Tuesday, March 23, 2010

Tips for Skittish Sellers

cookies My children are both in Scouts. It’s been a great experience for them—they get to try new things and build self-confidence and self-reliance.

The only thing I dislike about it? The selling.

I’m sure the other parents out there know what I mean. In October, my son sells barbeque for his troop. And in January/February, my daughter sells Girl Scout cookies for hers.

And they have a mom who absolutely hates selling things.

This means that I end up buying whatever they’ve got to sell. Yes, I will buy $100 worth of BBQ and $100 worth of Girl Scout cookies just to keep from hovering anxiously behind my children as they sell door to door.

This, however, isn’t such a great idea for books. We’d go broke pretty fast if I had to buy every book I’ve got out, or coming out, on the market.

Tips for the Shy Seller:

Virtual promotion is designed for you. Make sure you’re professional about it. If you’re going to go on a blog tour, have a headshot, pithy bio, and a book description of various lengths (50 words, 100 words, etc.) Try a variety of different approaches on your blog tour: interview your character, throw a contest, post on the writing craft, and do a straight-forward interview. Try to mix it up online if you’re going to lots of different sites.

You’ll need to have more of an online presence than someone who does lots of touring. A website is the bare minimum—also consider a blog, Facebook, and Twitter.

You need materials to mail out—bookmarks and postcards are best. Postcards can be sent to libraries and bookstores. Bookmarks can be left at libraries and bookstores (get their permission first).

Have a business card that speaks for you when someone asks what you’ve written. Practice a brief synopsis of your book that you can say in a confident way.

Promote in groups. I belong to a promotional group here in Charlotte that does signings and panels and workshops together. It helps me out tremendously.

If you’re part of a group, contribute to donations for raffled baskets for conferences. Many writing conferences raffle off baskets filled with donated books, bookmarks, etc. from different authors.

If you’re tour-challenged (a mother of small children, or have any mobility issues), consider an author appearance via Skype. They’re getting more popular and you may be more comfortable giving a talk while you’re in your own home.

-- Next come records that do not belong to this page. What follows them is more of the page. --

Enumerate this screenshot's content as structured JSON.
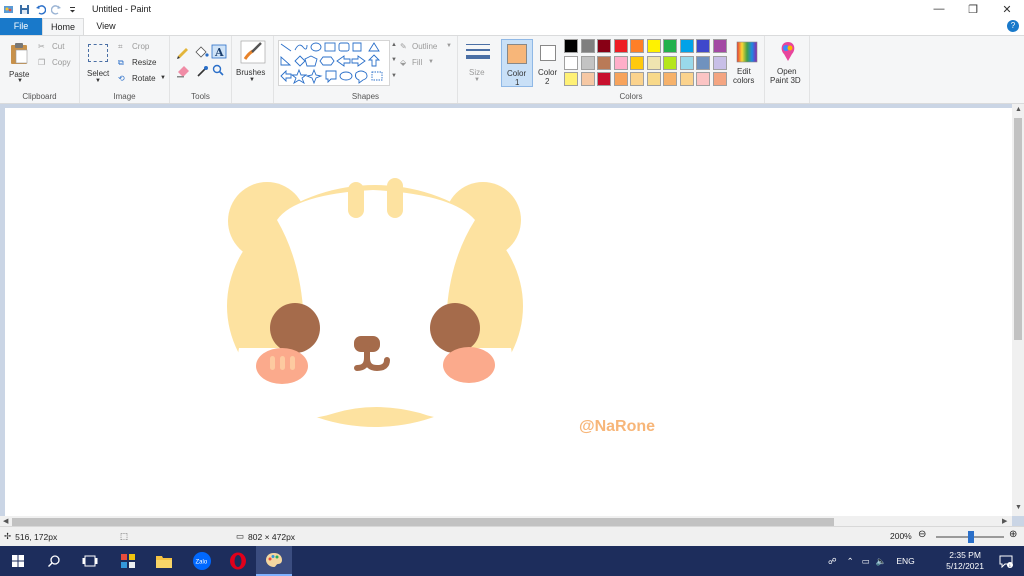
{
  "window": {
    "title": "Untitled - Paint",
    "controls": {
      "minimize": "—",
      "maximize": "❐",
      "close": "✕"
    }
  },
  "tabs": {
    "file": "File",
    "home": "Home",
    "view": "View"
  },
  "ribbon": {
    "clipboard": {
      "paste": "Paste",
      "cut": "Cut",
      "copy": "Copy",
      "label": "Clipboard"
    },
    "image": {
      "select": "Select",
      "crop": "Crop",
      "resize": "Resize",
      "rotate": "Rotate",
      "label": "Image"
    },
    "tools": {
      "label": "Tools"
    },
    "brushes": {
      "label": "Brushes"
    },
    "shapes": {
      "outline": "Outline",
      "fill": "Fill",
      "label": "Shapes"
    },
    "size": {
      "label": "Size"
    },
    "color1": {
      "label": "Color",
      "num": "1",
      "value": "#f7b679"
    },
    "color2": {
      "label": "Color",
      "num": "2",
      "value": "#ffffff"
    },
    "colors": {
      "label": "Colors",
      "row1": [
        "#000000",
        "#7f7f7f",
        "#880015",
        "#ed1c24",
        "#ff7f27",
        "#fff200",
        "#22b14c",
        "#00a2e8",
        "#3f48cc",
        "#a349a4"
      ],
      "row2": [
        "#ffffff",
        "#c3c3c3",
        "#b97a57",
        "#ffaec9",
        "#ffc90e",
        "#efe4b0",
        "#b5e61d",
        "#99d9ea",
        "#7092be",
        "#c8bfe7"
      ],
      "row3": [
        "#fff176",
        "#f6c8a4",
        "#c8102e",
        "#f7a35c",
        "#fbd38d",
        "#f8d98a",
        "#f6b26b",
        "#fbd38d",
        "#fbc4c4",
        "#f4a582"
      ]
    },
    "edit_colors": {
      "line1": "Edit",
      "line2": "colors"
    },
    "paint3d": {
      "line1": "Open",
      "line2": "Paint 3D"
    }
  },
  "canvas": {
    "watermark": "@NaRone"
  },
  "status": {
    "cursor": "516, 172px",
    "size": "802 × 472px",
    "zoom": "200%"
  },
  "taskbar": {
    "lang": "ENG",
    "time": "2:35 PM",
    "date": "5/12/2021"
  }
}
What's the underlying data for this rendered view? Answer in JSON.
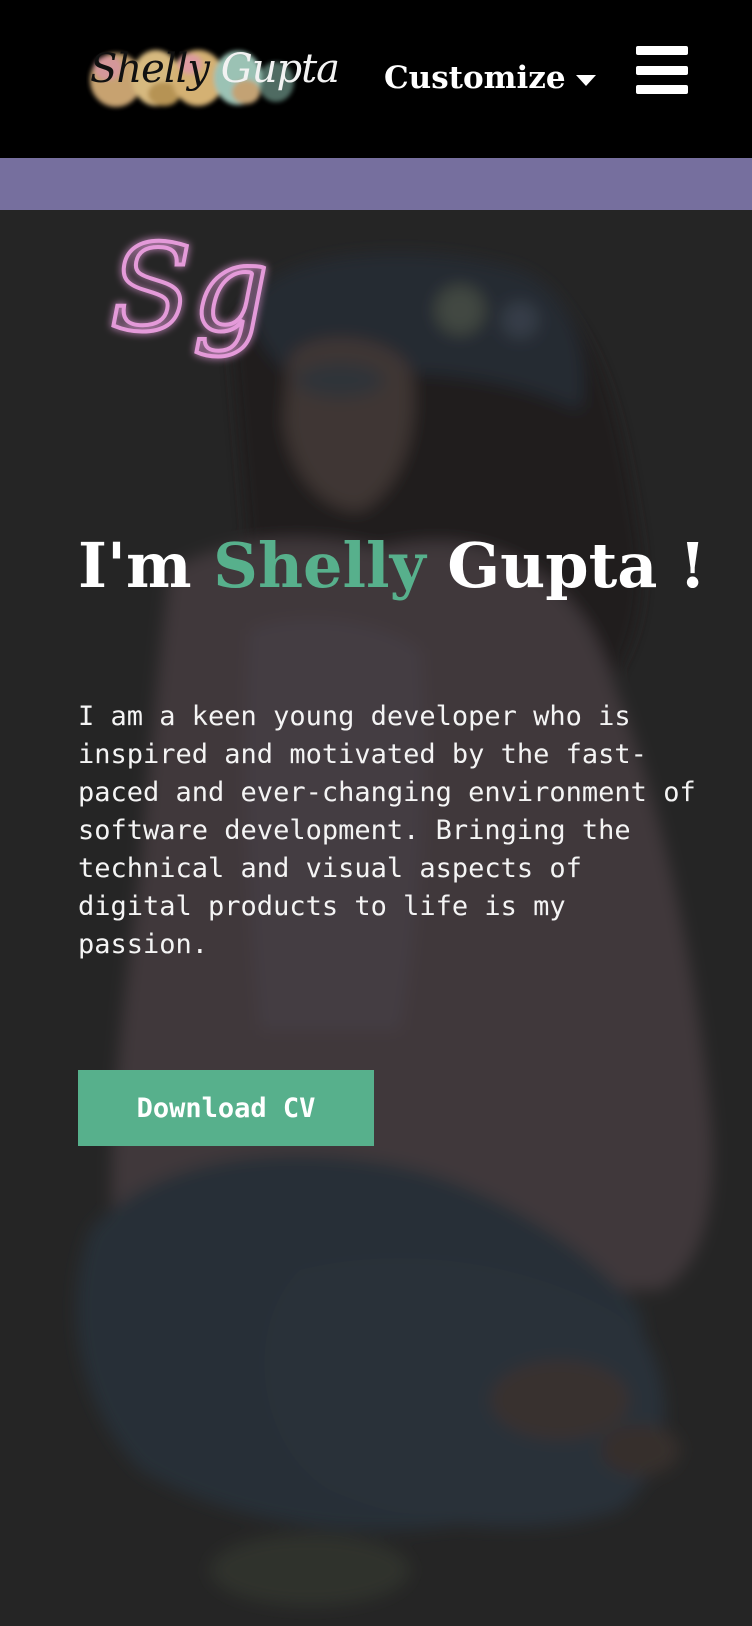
{
  "header": {
    "logo": {
      "first_word": "Shelly",
      "second_word": "Gupta"
    },
    "customize_label": "Customize",
    "menu_icon": "hamburger-menu-icon",
    "caret_icon": "caret-down-icon"
  },
  "colors": {
    "header_bg": "#000000",
    "accent_bar": "#766f9e",
    "accent_green": "#57b08c",
    "hero_overlay": "#2a2a2a"
  },
  "hero": {
    "neon_sign": "Sg",
    "headline": {
      "prefix": "I'm ",
      "highlight": "Shelly",
      "suffix": " Gupta !"
    },
    "bio": "I am a keen young developer who is inspired and motivated by the fast-paced and ever-changing environment of software development. Bringing the technical and visual aspects of digital products to life is my passion.",
    "cta_label": "Download CV"
  }
}
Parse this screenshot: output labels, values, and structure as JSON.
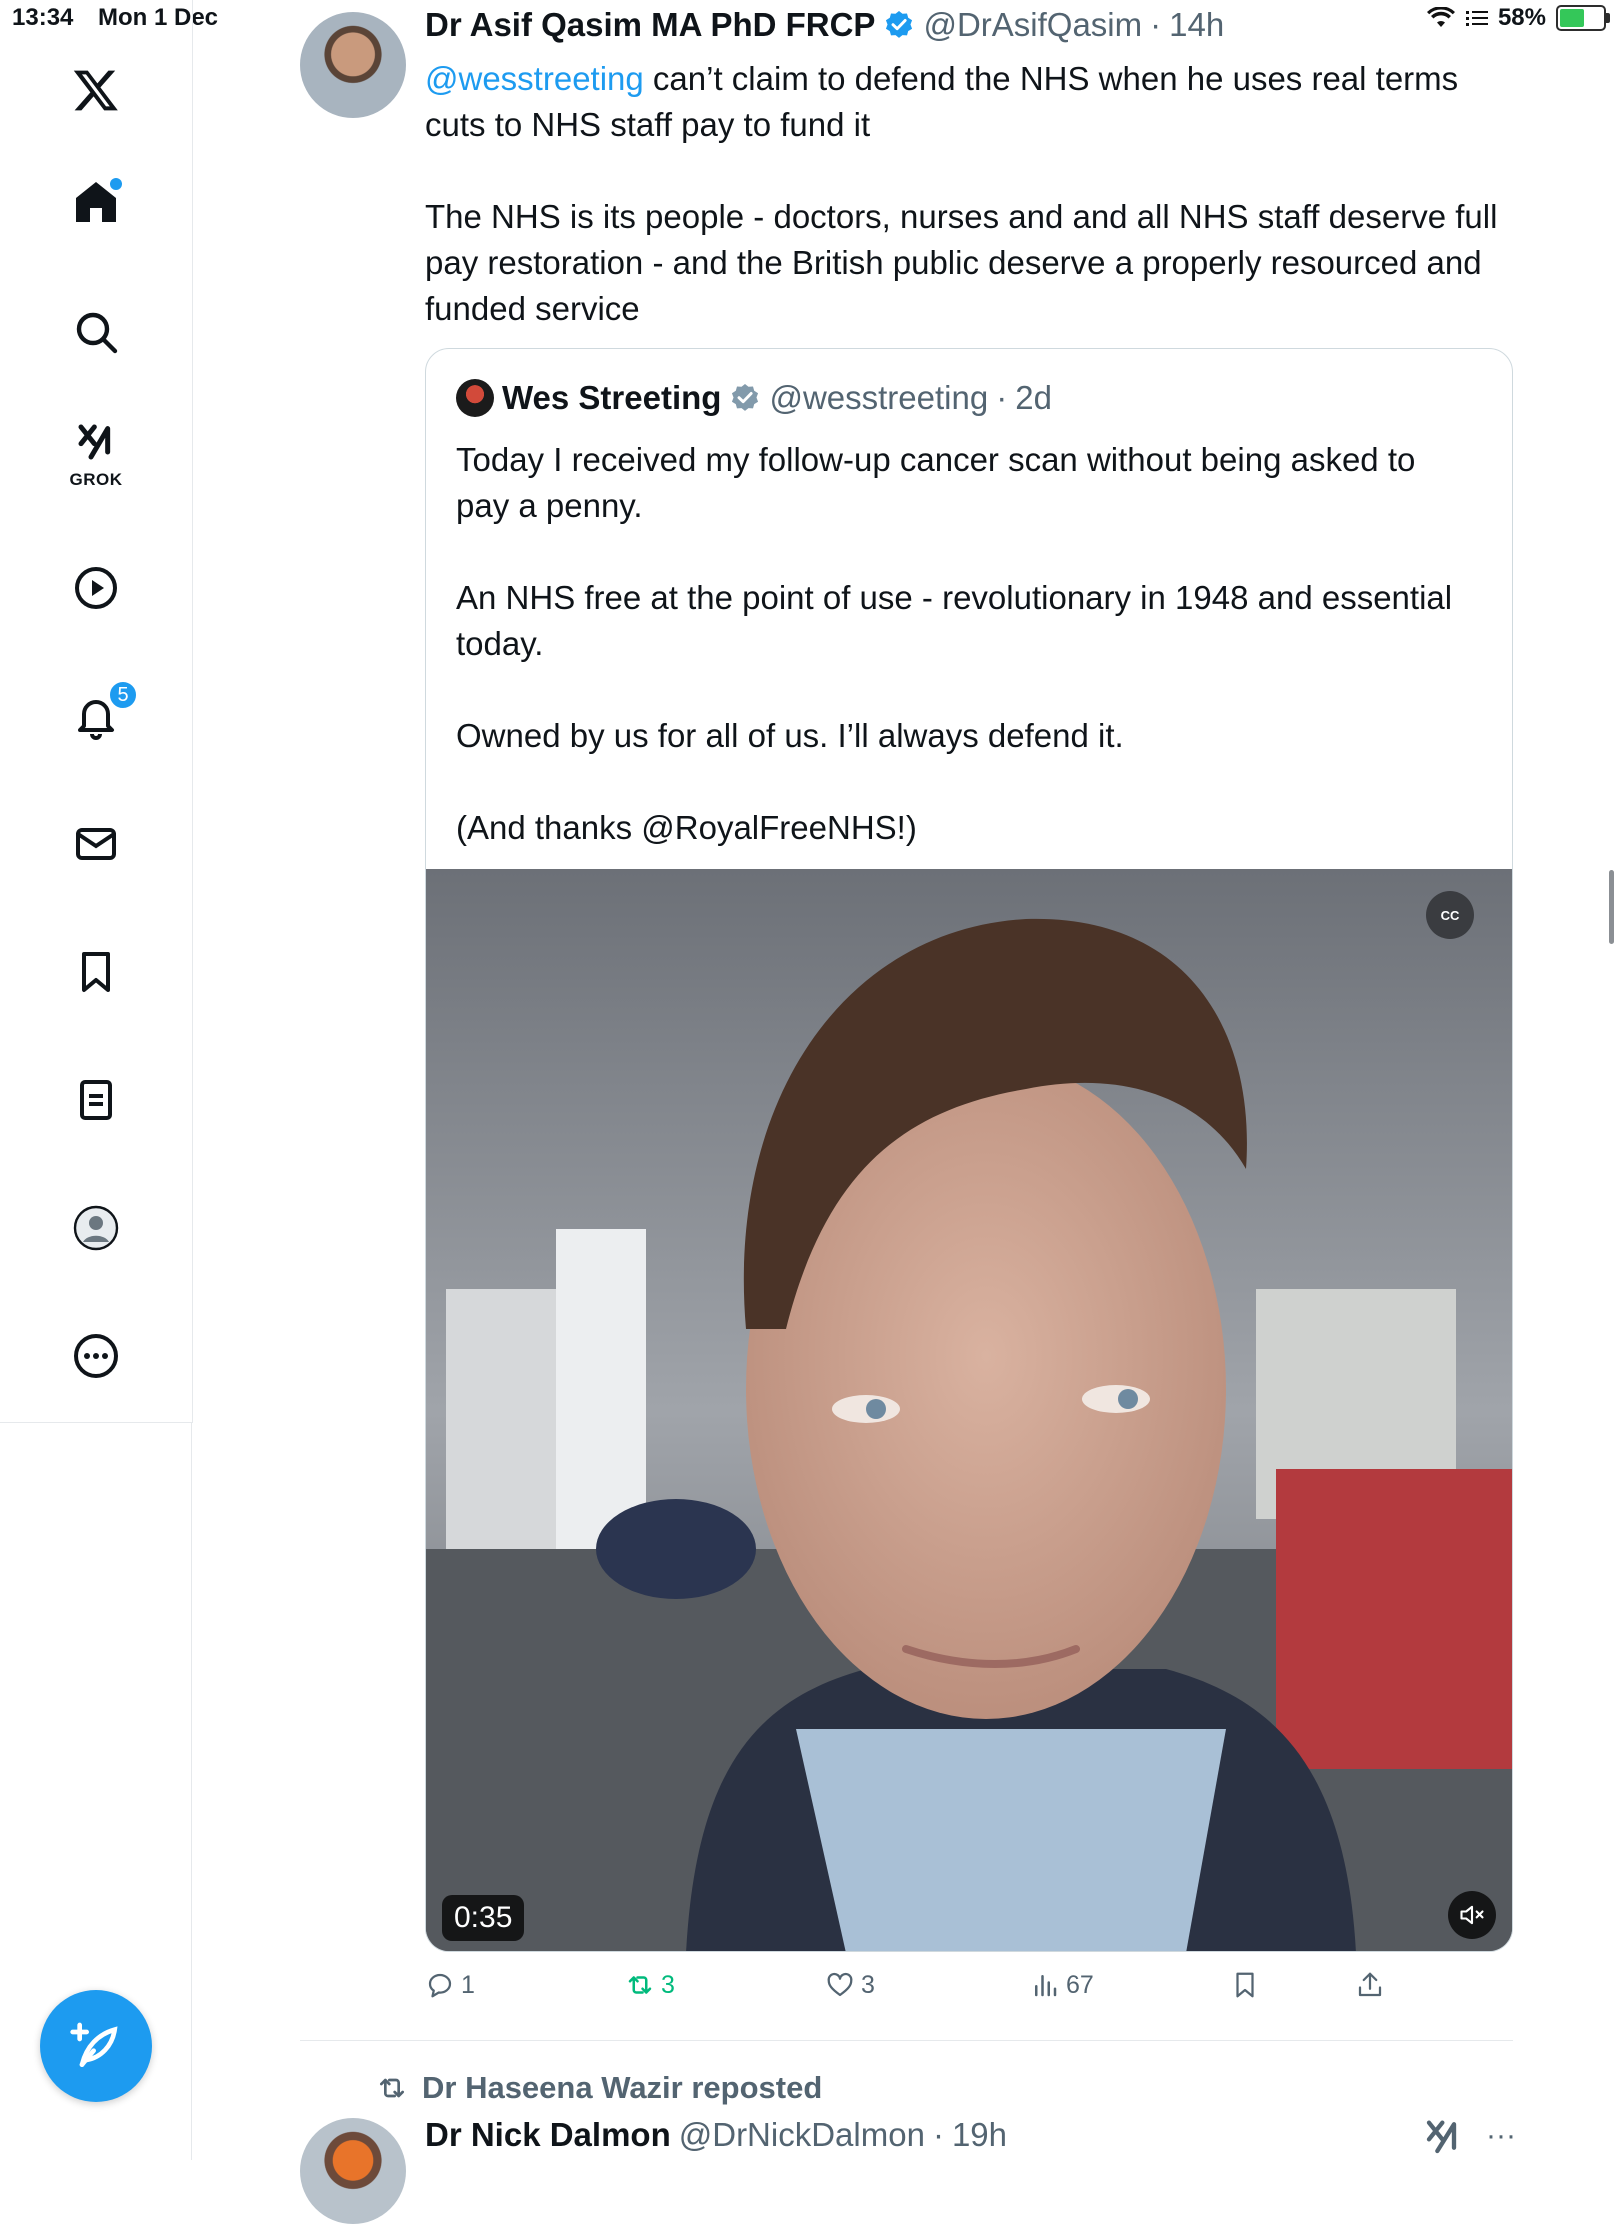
{
  "status_bar": {
    "time": "13:34",
    "date": "Mon 1 Dec",
    "battery": "58%",
    "battery_level": 0.58
  },
  "sidebar": {
    "items": [
      {
        "name": "x-logo-icon"
      },
      {
        "name": "home-icon"
      },
      {
        "name": "search-icon"
      },
      {
        "name": "grok-icon",
        "label": "GROK"
      },
      {
        "name": "video-play-icon"
      },
      {
        "name": "notifications-icon",
        "badge": "5"
      },
      {
        "name": "messages-icon"
      },
      {
        "name": "bookmarks-icon"
      },
      {
        "name": "lists-icon"
      },
      {
        "name": "profile-icon"
      },
      {
        "name": "more-icon"
      }
    ],
    "compose_icon": "feather-plus-icon"
  },
  "tweet": {
    "author_name": "Dr Asif Qasim MA PhD FRCP",
    "handle": "@DrAsifQasim",
    "time": "14h",
    "mention": "@wesstreeting",
    "text_part1": " can’t claim to defend the NHS when he uses real terms cuts to NHS staff pay to fund it",
    "text_part2": "The NHS is its people - doctors, nurses and and all NHS staff deserve full pay restoration - and the British public deserve a properly resourced and funded service",
    "quote": {
      "author_name": "Wes Streeting",
      "handle": "@wesstreeting",
      "time": "2d",
      "paragraphs": [
        "Today I received my follow-up cancer scan without being asked to pay a penny.",
        "An NHS free at the point of use - revolutionary in 1948 and essential today.",
        "Owned by us for all of us. I’ll always defend it.",
        "(And thanks @RoyalFreeNHS!)"
      ],
      "video": {
        "duration": "0:35",
        "cc_label": "CC"
      }
    },
    "actions": {
      "replies": "1",
      "retweets": "3",
      "likes": "3",
      "views": "67"
    }
  },
  "next": {
    "reposted_by": "Dr Haseena Wazir reposted",
    "author_name": "Dr Nick Dalmon",
    "handle": "@DrNickDalmon",
    "time": "19h",
    "more": "···"
  },
  "colors": {
    "accent": "#1d9bf0",
    "retweet": "#00ba7c",
    "muted": "#536471"
  }
}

Now if I can set up a virtual method of selling Scout stuff, I’ll be set… :)